Collected data:
--------------------------------
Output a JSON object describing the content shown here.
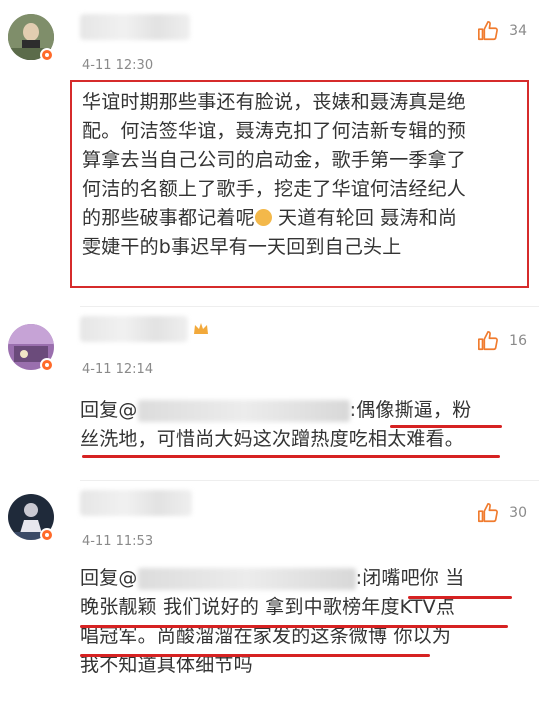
{
  "comments": [
    {
      "time": "4-11 12:30",
      "likes": "34",
      "lines": [
        "华谊时期那些事还有脸说，丧婊和聂涛真是绝",
        "配。何洁签华谊，聂涛克扣了何洁新专辑的预",
        "算拿去当自己公司的启动金，歌手第一季拿了",
        "何洁的名额上了歌手，挖走了华谊何洁经纪人",
        "的那些破事都记着呢",
        " 天道有轮回 聂涛和尚",
        "雯婕干的b事迟早有一天回到自己头上"
      ]
    },
    {
      "time": "4-11 12:14",
      "likes": "16",
      "reply_prefix": "回复@",
      "lines": [
        ":偶像撕逼，粉",
        "丝洗地，可惜尚大妈这次蹭热度吃相太难看。"
      ]
    },
    {
      "time": "4-11 11:53",
      "likes": "30",
      "reply_prefix": "回复@",
      "lines": [
        ":闭嘴吧你 当",
        "晚张靓颖 我们说好的 拿到中歌榜年度KTV点",
        "唱冠军。尚酸溜溜在家发的这条微博 你以为",
        "我不知道具体细节吗"
      ]
    }
  ],
  "colors": {
    "highlight_red": "#d62b2b",
    "like_orange": "#f07b2e",
    "meta_gray": "#8a8a8a"
  }
}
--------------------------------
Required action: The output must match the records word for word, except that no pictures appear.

Solution to the problem:
Output a JSON object describing the content shown here.
{
  "comments": [
    {
      "time": "4-11 12:30",
      "likes": "34",
      "lines": [
        "华谊时期那些事还有脸说，丧婊和聂涛真是绝",
        "配。何洁签华谊，聂涛克扣了何洁新专辑的预",
        "算拿去当自己公司的启动金，歌手第一季拿了",
        "何洁的名额上了歌手，挖走了华谊何洁经纪人",
        "的那些破事都记着呢",
        " 天道有轮回 聂涛和尚",
        "雯婕干的b事迟早有一天回到自己头上"
      ]
    },
    {
      "time": "4-11 12:14",
      "likes": "16",
      "reply_prefix": "回复@",
      "lines": [
        ":偶像撕逼，粉",
        "丝洗地，可惜尚大妈这次蹭热度吃相太难看。"
      ]
    },
    {
      "time": "4-11 11:53",
      "likes": "30",
      "reply_prefix": "回复@",
      "lines": [
        ":闭嘴吧你 当",
        "晚张靓颖 我们说好的 拿到中歌榜年度KTV点",
        "唱冠军。尚酸溜溜在家发的这条微博 你以为",
        "我不知道具体细节吗"
      ]
    }
  ],
  "colors": {
    "highlight_red": "#d62b2b",
    "like_orange": "#f07b2e",
    "meta_gray": "#8a8a8a"
  }
}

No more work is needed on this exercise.